Esophageal Atresia/Tracheoesophageal Fistula (EA/TEF) is a birth defect in which the esophagus fails to properly connect the mouth to the stomach, leading to life-threatening airway and digestive problems. Many babies with EA/TEF also have other birth defects affecting the heart, gastrointestinal, musculoskeletal or urogenital systems. For children with EA/TEF, expert and timely diagnosis and treatment, such as that available at NewYork-Presbyterian, can be life-changing. At NewYork-Presbyterian Morgan Stanley Children's Hospital and NewYork-Presbyterian Komansky Children’s Hospital, multidisciplinary teams of specialists provide children with EA/TEF a comprehensive and individualized plan of care that addresses each child’s unique needs throughout their childhood, giving them the best chance to thrive.
NewYork-Presbyterian Morgan Stanley Children's Hospital’s Researching Esophageal Atresia for Children’s Health (REACH) Clinic provides coordinated multidisciplinary care that addresses all facets of a child’s EA/TEF conditions and conducts research to identify genetic abnormalities underlying EA/TEF and related anomalies.
What is Esophageal Atresia?
Esophageal atresia (EA) is a birth defect in which the esophagus fails to connect to the lower esophagus and stomach and instead ends in a blind pouch. Many babies have a connection between the trachea and esophagus, called a tracheoesophageal fistula (TEF). If left untreated, feeding is impossible and secretions from the mouth or stomach can freely pass into the lungs. Babies with EA and/or TEF must undergo surgical repair soon after birth.
Associated Birth Defects
Babies born with EA/TEF may have other birth defects including:
- Heart defects such as ventricular septal defects or Tetralogy of Fallot
- Defects with the gastrointestinal (digestive) system, like imperforate anus (incomplete or closed anal opening) or intestinal atresia (incomplete bowel formation)
- Defects in the urogenital tract can affect the production or release of urine
- Neurological and musculoskeletal defects like abnormalities of the spine, ribs, or arms
Babies born with EA/TEF may have symptoms including:
- Cyanosis – a bluish tint to the skin – during attempted feeding
- Coughing and choking with attempted feeding
- Poor feeding
Why Choose Us
Nationally Ranked Children’s Hospitals
Both NewYork-Presbyterian Morgan Stanley Children's Hospital and NewYork-Presbyterian Komansky Children's Hospital are among the nation's leading centers for the diagnosis and treatment of childhood diseases. Both are major referral centers for complex and rare digestive disorders in infants, children, and adolescents.
Dedicated Digestive Disease Centers
NewYork-Presbyterian has two dedicated digestive care centers that specialize in the unique needs of children:

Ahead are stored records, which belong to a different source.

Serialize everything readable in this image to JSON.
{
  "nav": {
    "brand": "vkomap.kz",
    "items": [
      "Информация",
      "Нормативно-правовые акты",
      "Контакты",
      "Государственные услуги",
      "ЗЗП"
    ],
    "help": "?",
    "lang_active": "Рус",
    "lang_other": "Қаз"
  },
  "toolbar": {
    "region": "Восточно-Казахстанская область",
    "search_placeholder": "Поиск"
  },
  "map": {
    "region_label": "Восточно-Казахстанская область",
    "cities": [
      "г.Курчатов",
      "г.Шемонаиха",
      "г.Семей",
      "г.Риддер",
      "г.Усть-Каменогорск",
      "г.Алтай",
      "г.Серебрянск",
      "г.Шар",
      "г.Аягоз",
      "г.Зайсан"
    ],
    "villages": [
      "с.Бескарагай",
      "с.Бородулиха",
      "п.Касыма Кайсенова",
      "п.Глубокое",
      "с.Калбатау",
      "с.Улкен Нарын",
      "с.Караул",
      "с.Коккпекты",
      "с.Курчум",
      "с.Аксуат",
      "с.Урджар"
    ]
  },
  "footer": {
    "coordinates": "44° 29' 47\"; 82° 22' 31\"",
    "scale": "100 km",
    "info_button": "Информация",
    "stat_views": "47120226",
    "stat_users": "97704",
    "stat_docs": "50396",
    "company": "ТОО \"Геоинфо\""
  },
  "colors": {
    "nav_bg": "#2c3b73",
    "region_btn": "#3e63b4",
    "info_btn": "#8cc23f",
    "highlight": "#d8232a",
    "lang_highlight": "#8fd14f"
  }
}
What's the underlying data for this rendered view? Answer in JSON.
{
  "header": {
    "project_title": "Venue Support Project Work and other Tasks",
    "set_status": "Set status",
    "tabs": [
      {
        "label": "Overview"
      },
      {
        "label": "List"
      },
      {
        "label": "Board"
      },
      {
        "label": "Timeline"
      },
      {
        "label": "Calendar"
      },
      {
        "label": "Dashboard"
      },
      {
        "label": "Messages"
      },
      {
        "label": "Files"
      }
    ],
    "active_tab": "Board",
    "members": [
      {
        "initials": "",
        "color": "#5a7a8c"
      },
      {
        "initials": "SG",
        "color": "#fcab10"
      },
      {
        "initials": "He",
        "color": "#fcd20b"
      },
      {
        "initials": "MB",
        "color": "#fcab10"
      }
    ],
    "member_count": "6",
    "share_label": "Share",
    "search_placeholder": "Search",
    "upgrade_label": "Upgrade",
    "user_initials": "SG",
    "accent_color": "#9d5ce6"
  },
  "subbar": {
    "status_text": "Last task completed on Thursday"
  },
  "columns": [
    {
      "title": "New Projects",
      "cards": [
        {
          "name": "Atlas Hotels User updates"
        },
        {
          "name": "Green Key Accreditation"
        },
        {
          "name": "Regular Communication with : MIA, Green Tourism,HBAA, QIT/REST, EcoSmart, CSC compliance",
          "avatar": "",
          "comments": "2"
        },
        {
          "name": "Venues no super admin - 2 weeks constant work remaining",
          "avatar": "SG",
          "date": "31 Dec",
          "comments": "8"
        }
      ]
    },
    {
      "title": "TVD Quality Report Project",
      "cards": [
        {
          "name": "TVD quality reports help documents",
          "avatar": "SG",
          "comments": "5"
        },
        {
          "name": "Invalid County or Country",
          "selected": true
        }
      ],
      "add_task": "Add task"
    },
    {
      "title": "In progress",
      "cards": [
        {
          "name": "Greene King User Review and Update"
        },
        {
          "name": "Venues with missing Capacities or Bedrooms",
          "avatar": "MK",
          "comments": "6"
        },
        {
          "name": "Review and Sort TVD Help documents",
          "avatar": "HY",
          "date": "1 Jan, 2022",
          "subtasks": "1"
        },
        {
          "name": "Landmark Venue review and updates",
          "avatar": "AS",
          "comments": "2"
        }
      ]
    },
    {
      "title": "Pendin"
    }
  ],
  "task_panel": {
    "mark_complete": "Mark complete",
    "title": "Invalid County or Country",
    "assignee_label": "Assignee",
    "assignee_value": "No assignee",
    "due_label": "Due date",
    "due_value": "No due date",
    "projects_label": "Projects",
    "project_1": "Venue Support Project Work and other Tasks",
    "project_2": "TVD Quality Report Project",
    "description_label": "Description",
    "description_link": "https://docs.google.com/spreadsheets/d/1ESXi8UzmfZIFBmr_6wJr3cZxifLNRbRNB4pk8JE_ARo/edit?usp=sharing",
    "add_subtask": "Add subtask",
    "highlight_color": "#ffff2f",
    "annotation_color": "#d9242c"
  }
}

- The Center for Advanced Digestive Care at NewYork-Presbyterian/Weill Cornell Medical Center is one of the nation's leading multidisciplinary centers for the diagnosis and treatment of digestive diseases in adult and pediatric patients. The CADC provides a single point of access to some of the nation's best doctors, newest technologies, and advanced therapies.
- The NewYork-Presbyterian/Columbia University Irving Medical Center Division of Pediatric Gastroenterology, Hepatology, and Nutrition provides comprehensive pediatric care for a broad range of gastrointestinal, nutritional, and liver disorders. It has garnered a world-class reputation from its multidisciplinary team of physicians, researchers, dieticians, social workers, and nurses, and the unparalleled quality of its clinical programs and research accomplishments.
Outstanding Expertise and Multidisciplinary Management of Esophageal Atresia/Tracheoesophageal Fistula
NewYork-Presbyterian has decades of experience in the treatment of infants born with EA/TEF, providing the most advanced technological approaches to repair the abnormality and the multidisciplinary management of the long-term conditions associated with EA/TEF.
- The Researching Esophageal Atresia for Children’s Health (REACH) Clinic at NewYork-Presbyterian Morgan Stanley Children's Hospital provides coordinated multidisciplinary care that addresses all facets of a child’s EA/TEF conditions and conducts research to identify genetic abnormalities underlying EA/TEF and related anomalies.
Access to World-Class Pediatric Specialists
Your child's healthcare team has access to all of the various pediatric medical and surgical subspecialists who practice at NewYork-Presbyterian, ensuring that all of your child's medical needs can be addressed.